***** DATA SUPPLIED *****

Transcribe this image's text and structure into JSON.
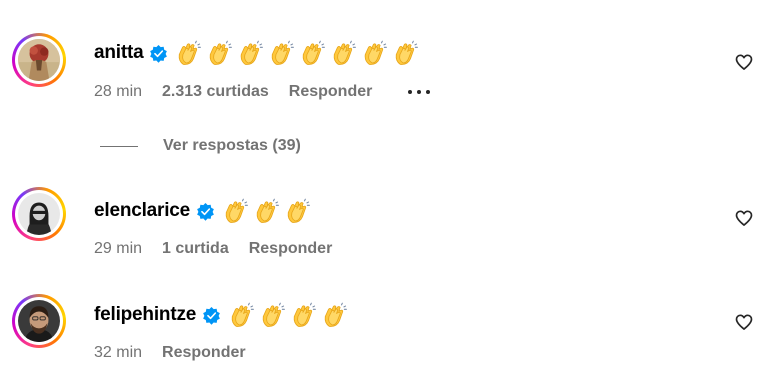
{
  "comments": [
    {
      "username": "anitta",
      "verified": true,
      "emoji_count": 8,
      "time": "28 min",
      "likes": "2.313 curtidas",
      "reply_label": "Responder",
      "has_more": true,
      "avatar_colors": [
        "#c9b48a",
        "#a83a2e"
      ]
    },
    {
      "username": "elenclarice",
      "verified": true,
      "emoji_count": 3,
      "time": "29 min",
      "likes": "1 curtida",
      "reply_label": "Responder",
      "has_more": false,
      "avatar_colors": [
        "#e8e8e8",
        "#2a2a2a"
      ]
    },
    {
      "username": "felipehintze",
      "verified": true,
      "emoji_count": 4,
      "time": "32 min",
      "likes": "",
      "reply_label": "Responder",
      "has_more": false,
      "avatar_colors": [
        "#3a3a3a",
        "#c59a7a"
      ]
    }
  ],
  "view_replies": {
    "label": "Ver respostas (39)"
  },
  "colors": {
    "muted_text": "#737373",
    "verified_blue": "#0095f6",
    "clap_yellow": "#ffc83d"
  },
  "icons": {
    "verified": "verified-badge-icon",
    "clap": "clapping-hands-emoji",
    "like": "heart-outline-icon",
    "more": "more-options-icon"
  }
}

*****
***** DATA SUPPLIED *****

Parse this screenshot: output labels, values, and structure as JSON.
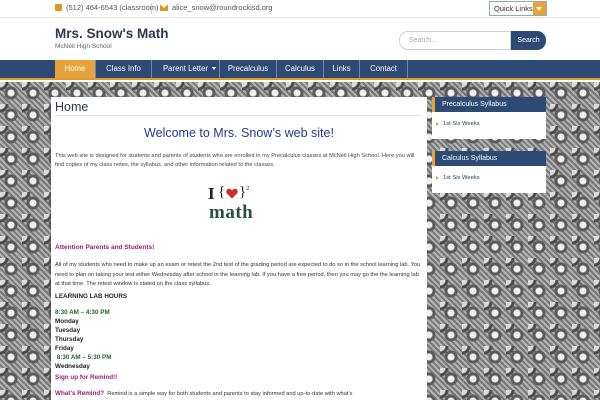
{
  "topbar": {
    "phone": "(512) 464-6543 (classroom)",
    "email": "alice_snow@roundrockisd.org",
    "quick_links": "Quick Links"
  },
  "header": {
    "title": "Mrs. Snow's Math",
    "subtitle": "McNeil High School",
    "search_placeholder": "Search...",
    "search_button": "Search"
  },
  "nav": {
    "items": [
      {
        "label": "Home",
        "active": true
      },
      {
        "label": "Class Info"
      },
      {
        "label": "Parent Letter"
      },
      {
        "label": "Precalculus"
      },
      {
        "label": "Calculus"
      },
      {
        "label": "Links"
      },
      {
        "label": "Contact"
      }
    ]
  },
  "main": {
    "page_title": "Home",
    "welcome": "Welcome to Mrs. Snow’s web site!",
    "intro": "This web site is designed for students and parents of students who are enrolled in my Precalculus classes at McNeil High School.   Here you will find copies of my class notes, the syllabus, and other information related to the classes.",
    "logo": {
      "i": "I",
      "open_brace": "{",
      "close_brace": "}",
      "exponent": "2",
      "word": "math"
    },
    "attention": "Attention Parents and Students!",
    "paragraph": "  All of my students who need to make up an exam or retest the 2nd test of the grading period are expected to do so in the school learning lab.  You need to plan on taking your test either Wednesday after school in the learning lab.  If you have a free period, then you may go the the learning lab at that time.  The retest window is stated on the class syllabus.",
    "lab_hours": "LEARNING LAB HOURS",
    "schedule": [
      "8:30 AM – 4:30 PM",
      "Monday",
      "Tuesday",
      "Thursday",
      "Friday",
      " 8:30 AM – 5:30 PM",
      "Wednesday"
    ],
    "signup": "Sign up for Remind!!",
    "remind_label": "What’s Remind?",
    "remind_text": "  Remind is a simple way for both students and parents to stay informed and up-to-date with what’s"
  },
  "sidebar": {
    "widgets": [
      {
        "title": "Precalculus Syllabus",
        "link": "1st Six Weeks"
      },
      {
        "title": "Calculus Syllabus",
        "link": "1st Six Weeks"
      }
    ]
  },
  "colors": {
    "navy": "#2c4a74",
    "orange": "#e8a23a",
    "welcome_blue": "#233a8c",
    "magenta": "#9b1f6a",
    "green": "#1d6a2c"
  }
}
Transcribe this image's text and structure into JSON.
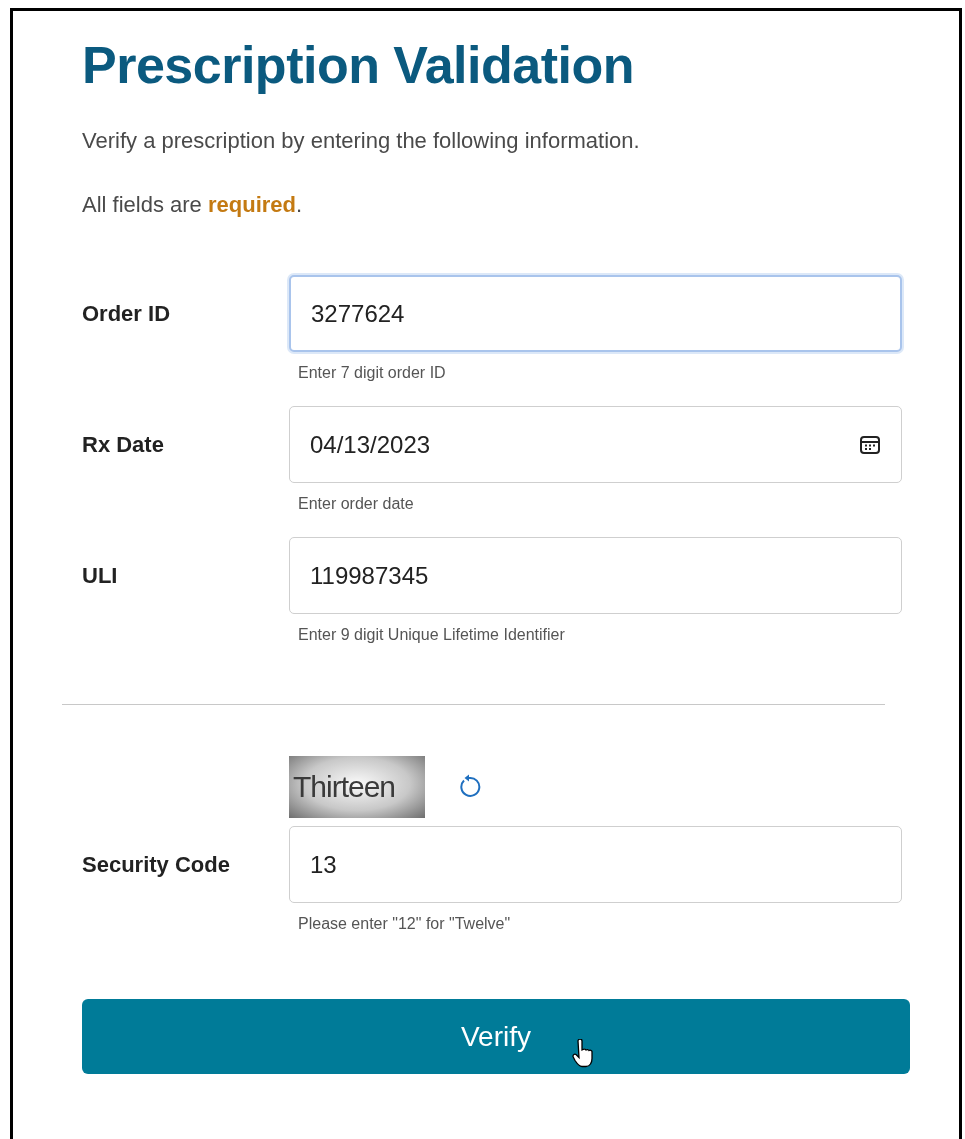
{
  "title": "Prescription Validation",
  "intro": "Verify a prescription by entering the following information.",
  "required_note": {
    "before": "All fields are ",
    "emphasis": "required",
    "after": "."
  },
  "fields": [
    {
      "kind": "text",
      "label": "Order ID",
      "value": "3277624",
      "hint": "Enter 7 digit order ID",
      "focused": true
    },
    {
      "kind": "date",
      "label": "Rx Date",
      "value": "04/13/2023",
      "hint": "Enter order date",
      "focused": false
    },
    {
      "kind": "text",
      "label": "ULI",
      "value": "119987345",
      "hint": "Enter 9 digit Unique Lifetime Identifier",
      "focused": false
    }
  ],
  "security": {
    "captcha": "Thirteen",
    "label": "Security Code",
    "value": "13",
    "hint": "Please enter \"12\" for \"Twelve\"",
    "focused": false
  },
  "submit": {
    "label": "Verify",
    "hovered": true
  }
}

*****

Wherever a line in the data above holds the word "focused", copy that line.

* ANSWER SECTION:
      "focused": true
      "focused": false
      "focused": false
    "focused": false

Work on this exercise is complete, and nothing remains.